From our Liberal candidate’s farming background to the BC Greens’ 11-point platform, Bowen Island FoodResilience Society digs into its bread and butter

Members of Bowen Island FoodResilience Society (BIFS) have a close eye on food and agriculture issues in this province and we keep one ear to the ground. We’ve had a few chats and of course have sifted through party platforms and news on these issues in preparation for the upcoming election. 

Last Tuesday, Phil Gregory and I sat as part of a panel of Bowen Islanders asking questions to West Vancouver Sea to Sky candidate, Jordan Sturdy. We were particularly keen to hear from him given the fact that he is an organic farmer. However, when asked about provincial policy he considers beneficial to farmers and local food systems, Sturdy raved about the Sea-to-Sky soils compost manufacturing plant just west of Pemberton. Facilities like this, he says, are critical to helping farmers fulfill their ongoing need for nutrients to add to the soil. He was not familiar with regenerative agricultural practices and their potential benefits to farmers and the environment. While Sturdy acknowledged the topic was complicated and warrants further discussion, we left the conversation with a sense that he hadn’t thought too deeply about these issues.

You will find a number of suggestions related to agriculture on BC Liberals’ election platform, most of which involve reversing NDP policies they describe as being “discriminatory” against farmers. The policy they are railing against is Bill 15, passed in 2019. In a press release, agriculture minister Lana Popham said: This new law will encourage farming and better protect farmland by banning mega-mansions. 

When I asked Harold Steves, a fifth-generation farmer, Richmond city councillor and one of the original founders of B.C.’s Agricultural Land Reserve about this government’s track record on agriculture, he offered Popham top marks on her work over the past few years, pointing to the final decisions on the ALR in particular.

“If you’re a young farmer in British Columbia,” said Steves, “there’s no way you’re going to be able to afford to buy a small piece of land if there are speculators bidding on it who have plans to double its value by building a monster home.”

Steves also points to Popham’s initiative on local meat production and efforts to decrease travel times to slaughter for small-scale meat producers as another win for farmers.

What Steves didn’t mention is the big issue he has been railing about for much of the past three years (and beyond): the Site C Dam. Its construction will result in the flooding of 6,469 hectares (15,985 acres) of land. The climate in that region is ideal for growing food, and so is much of the soil.

As Bowen Island-based agrologist and agro-economist Wendy Holm wrote in a recent article published in The Province, the land that will be flooded has the potential to feed one million people per year, in perpetuity. Flooding that land places our province’s energy needs (much of which will be consumed by the LNG industry) ahead of our food security needs. That’s my take.
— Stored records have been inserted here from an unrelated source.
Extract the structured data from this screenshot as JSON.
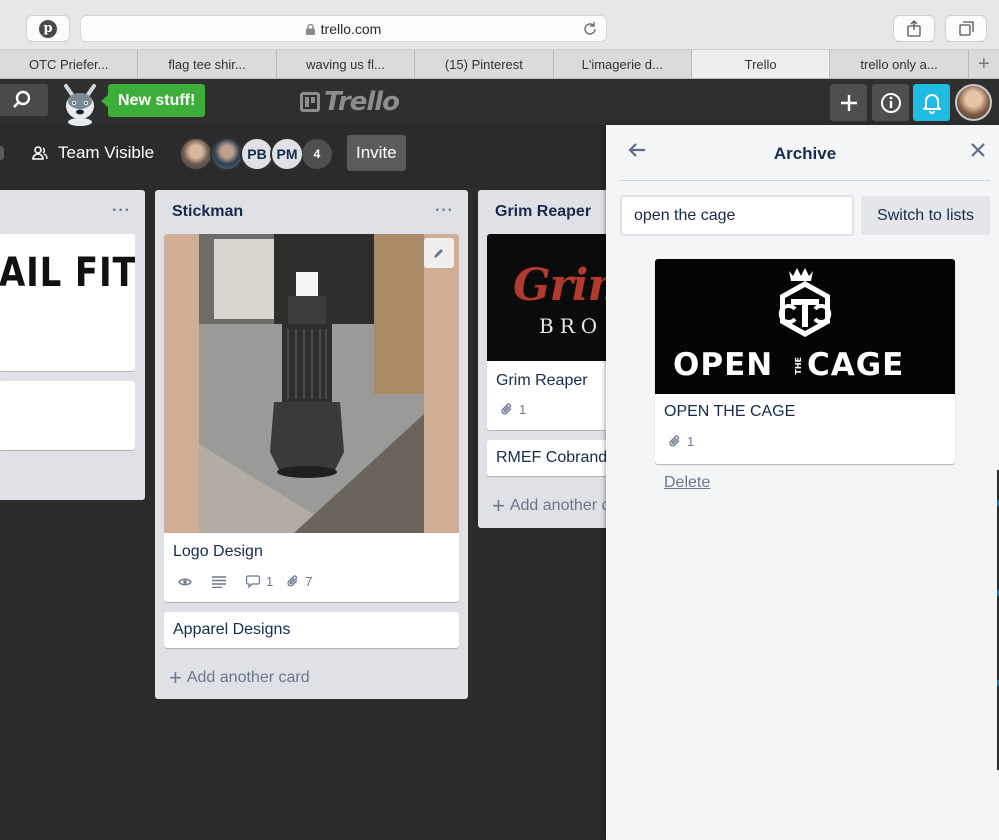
{
  "browser": {
    "url": "trello.com",
    "tabs": [
      {
        "label": "OTC Priefer..."
      },
      {
        "label": "flag tee shir..."
      },
      {
        "label": "waving us fl..."
      },
      {
        "label": "(15) Pinterest"
      },
      {
        "label": "L'imagerie d..."
      },
      {
        "label": "Trello",
        "active": true
      },
      {
        "label": "trello only a..."
      }
    ],
    "new_tab_symbol": "+",
    "icons": [
      "pinterest-icon",
      "lock-icon",
      "reload-icon",
      "share-icon",
      "tabs-overview-icon"
    ]
  },
  "header": {
    "new_stuff_label": "New stuff!",
    "brand": "Trello",
    "icons": [
      "search-icon",
      "add-icon",
      "info-icon",
      "bell-icon"
    ],
    "colors": {
      "bar": "#2f2f2f",
      "new_stuff": "#3eae3a",
      "bell": "#1fbbe0"
    }
  },
  "board_bar": {
    "visibility_label": "Team Visible",
    "members": [
      {
        "type": "photo"
      },
      {
        "type": "photo"
      },
      {
        "type": "initials",
        "label": "PB"
      },
      {
        "type": "initials",
        "label": "PM"
      }
    ],
    "extra_members_count": "4",
    "invite_label": "Invite"
  },
  "lists": [
    {
      "title": "",
      "menu": "···",
      "cards": [
        {
          "cover_text": "AIL FIT"
        },
        {
          "title": ""
        }
      ]
    },
    {
      "title": "Stickman",
      "menu": "···",
      "cards": [
        {
          "title": "Logo Design",
          "comments": "1",
          "attachments": "7",
          "has_description": true,
          "watching": true
        },
        {
          "title": "Apparel Designs"
        }
      ],
      "add_card_label": "Add another card"
    },
    {
      "title": "Grim Reaper",
      "cards": [
        {
          "title": "Grim Reaper",
          "cover_text_top": "Grim",
          "cover_text_bottom": "BRO",
          "attachments": "1"
        },
        {
          "title": "RMEF Cobrand"
        }
      ],
      "add_card_label": "Add another c"
    }
  ],
  "archive_panel": {
    "title": "Archive",
    "search_value": "open the cage",
    "switch_label": "Switch to lists",
    "result_card": {
      "title": "OPEN THE CAGE",
      "attachments": "1",
      "logo_text_left": "OPEN",
      "logo_text_middle": "THE",
      "logo_text_right": "CAGE"
    },
    "delete_label": "Delete"
  }
}
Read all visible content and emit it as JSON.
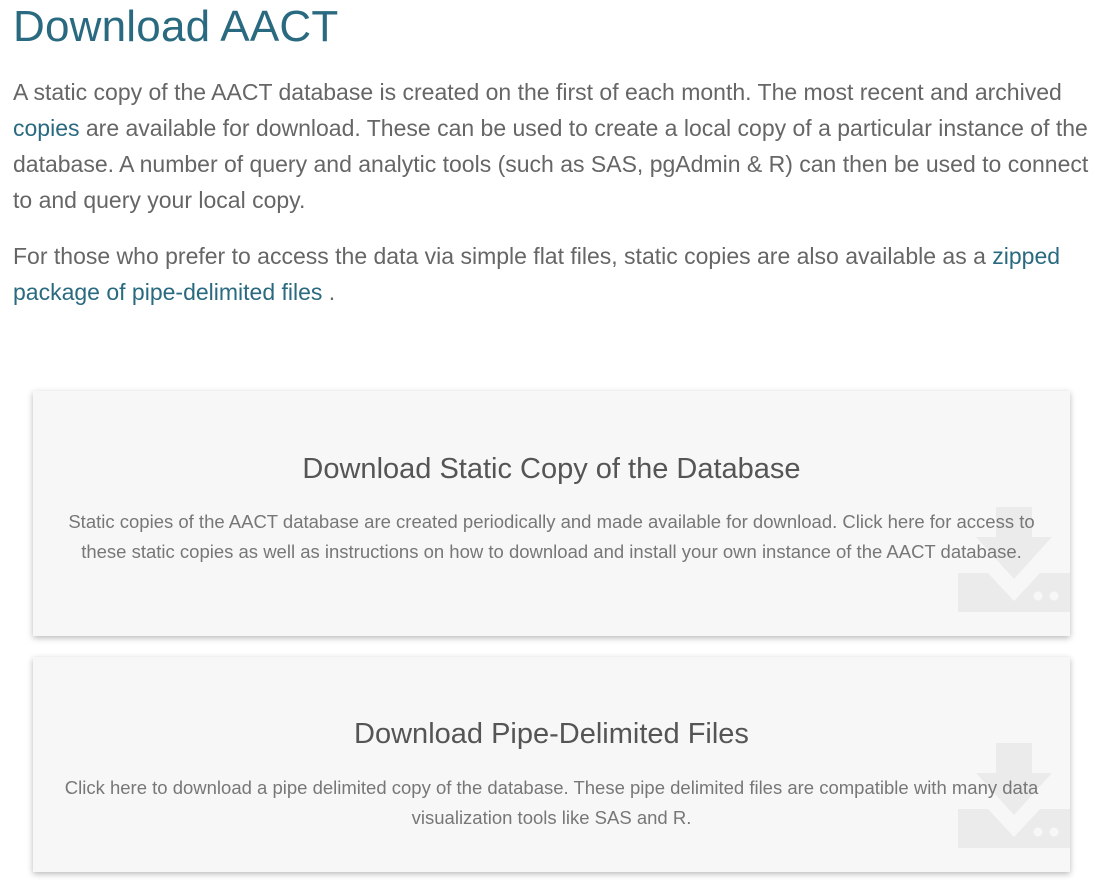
{
  "page": {
    "title": "Download AACT",
    "intro": {
      "p1_before_link": "A static copy of the AACT database is created on the first of each month. The most recent and archived ",
      "p1_link": "copies",
      "p1_after_link": "  are available for download. These can be used to create a local copy of a particular instance of the database. A number of query and analytic tools (such as SAS, pgAdmin & R) can then be used to connect to and query your local copy.",
      "p2_before_link": "For those who prefer to access the data via simple flat files, static copies are also available as a ",
      "p2_link": "zipped package of pipe-delimited files",
      "p2_after_link": " ."
    }
  },
  "cards": [
    {
      "title": "Download Static Copy of the Database",
      "description": "Static copies of the AACT database are created periodically and made available for download. Click here for access to these static copies as well as instructions on how to download and install your own instance of the AACT database.",
      "icon": "download-drive-icon"
    },
    {
      "title": "Download Pipe-Delimited Files",
      "description": "Click here to download a pipe delimited copy of the database. These pipe delimited files are compatible with many data visualization tools like SAS and R.",
      "icon": "download-drive-icon"
    }
  ],
  "colors": {
    "title": "#2a6a80",
    "link": "#2a6a80",
    "text": "#666666",
    "card_bg": "#f7f7f7",
    "icon": "#e8e8e8"
  }
}
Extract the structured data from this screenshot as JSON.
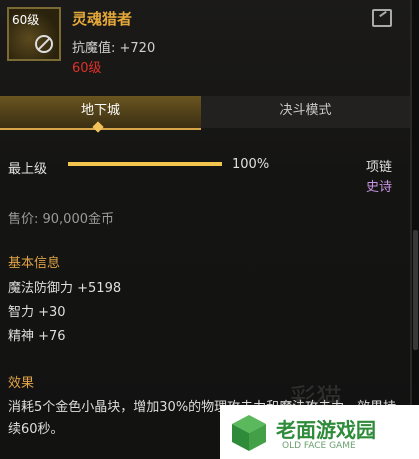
{
  "item": {
    "level_badge": "60级",
    "name": "灵魂猎者",
    "stat": "抗魔值: +720",
    "required_level": "60级"
  },
  "tabs": [
    {
      "label": "地下城",
      "active": true
    },
    {
      "label": "决斗模式",
      "active": false
    }
  ],
  "grade": {
    "label": "最上级",
    "progress": 1.0,
    "percent_text": "100%",
    "slot": "项链",
    "rarity": "史诗"
  },
  "price": "售价: 90,000金币",
  "basic_info": {
    "title": "基本信息",
    "lines": [
      "魔法防御力 +5198",
      "智力 +30",
      "精神 +76"
    ]
  },
  "effect": {
    "title": "效果",
    "text": "消耗5个金色小晶块，增加30%的物理攻击力和魔法攻击力，效果持续60秒。"
  },
  "watermark": {
    "script_text": "彩猫",
    "logo_name": "老面游戏园",
    "logo_sub": "OLD FACE GAME"
  },
  "colors": {
    "title": "#e4a73a",
    "required_level": "#e0302a",
    "rarity": "#c793e2",
    "section": "#e0a348",
    "bar_fill": "#f3c54c"
  }
}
Food security, farmland and agriculture barely make it onto the NDP’s official platform. However, the BC Greens have included an 11-point plan for food security in theirs. A brief reading of these points seems to indicate an understanding of agriculture as a critical part of our conversation on climate, that Indigenous knowledge needs to be valued as we shift our food system, that agro-ecological practices need to be incentivized and that small-scale farmers need support.

The outcome of this election is crucial to our well-being and to a healthy future for British Columbia. If you have yet to vote, please consider the health of local ecologies, economies and the universal right to healthy food when you cast your ballot on October 24. 
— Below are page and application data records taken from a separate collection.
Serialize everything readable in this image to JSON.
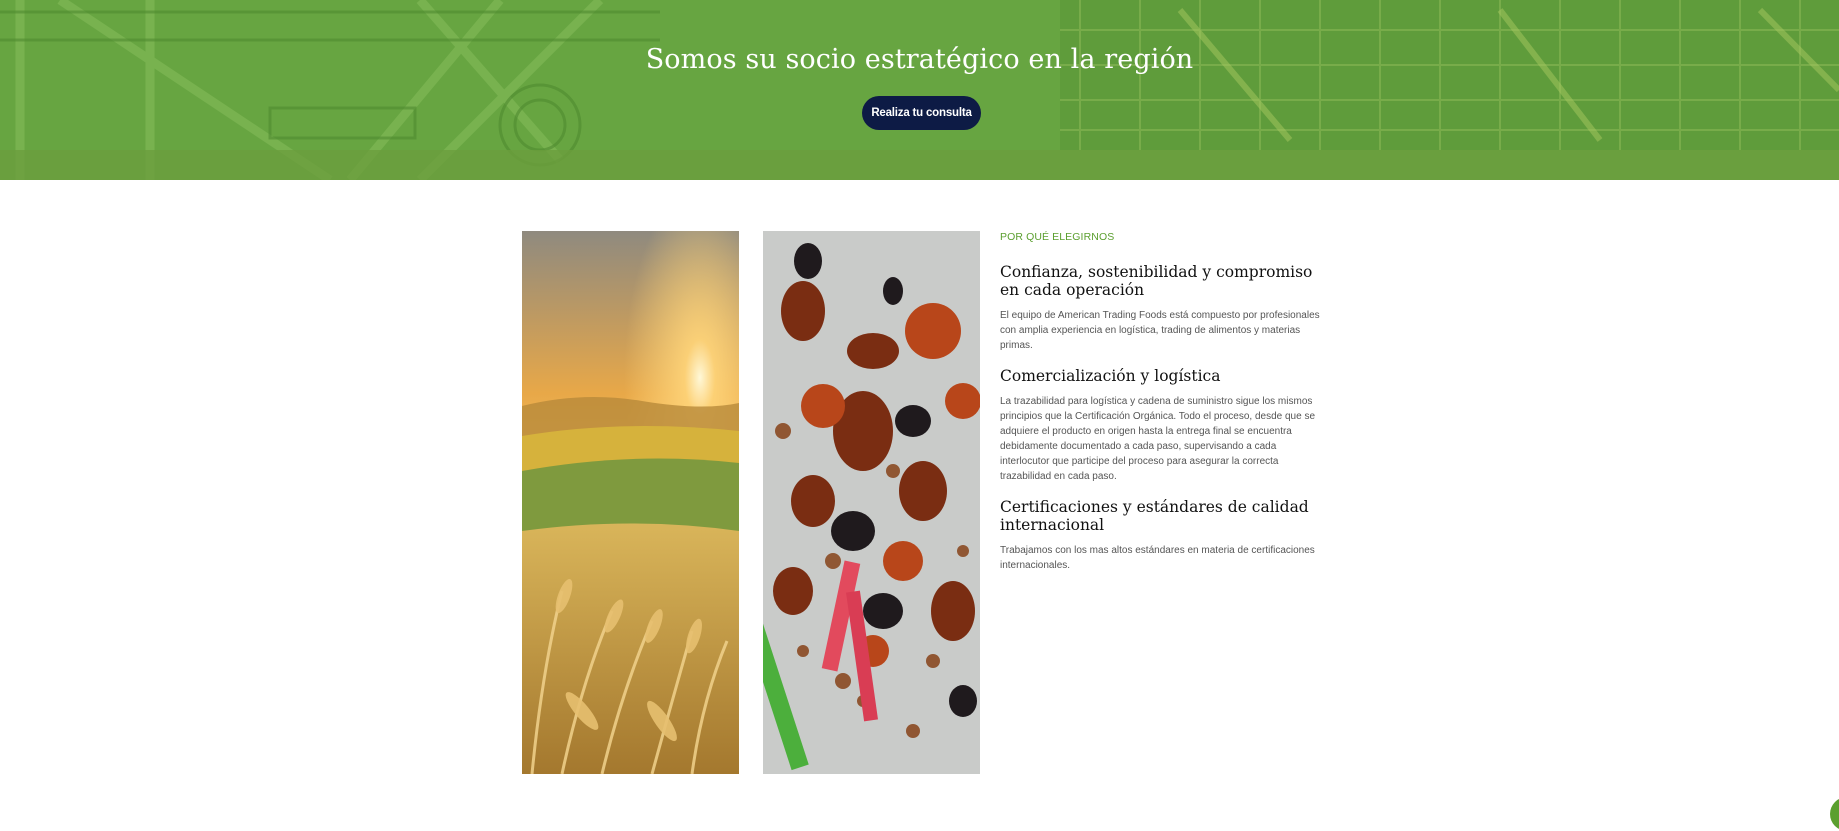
{
  "hero": {
    "title": "Somos su socio estratégico en la región",
    "cta_label": "Realiza tu consulta"
  },
  "why_us": {
    "eyebrow": "POR QUÉ ELEGIRNOS",
    "sections": [
      {
        "heading": "Confianza, sostenibilidad y compromiso en cada operación",
        "body": "El equipo de American Trading Foods está compuesto por profesionales con amplia experiencia en logística, trading de alimentos y materias primas."
      },
      {
        "heading": "Comercialización y logística",
        "body": "La trazabilidad para logística y cadena de suministro sigue los mismos principios que la Certificación Orgánica. Todo el proceso, desde que se adquiere el producto en origen hasta la entrega final se encuentra debidamente documentado a cada paso, supervisando a cada interlocutor que participe del proceso para asegurar la correcta trazabilidad en cada paso."
      },
      {
        "heading": "Certificaciones y estándares de calidad internacional",
        "body": "Trabajamos con los mas altos estándares en materia de certificaciones internacionales."
      }
    ]
  },
  "colors": {
    "hero_green": "#6aa843",
    "cta_navy": "#0d1b45",
    "accent_green": "#5b9f2f"
  },
  "icons": {
    "chat": "chat-bubble-icon"
  }
}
We always welcome the conversation, so please do not hesitate to contact a BIFS member or email us at: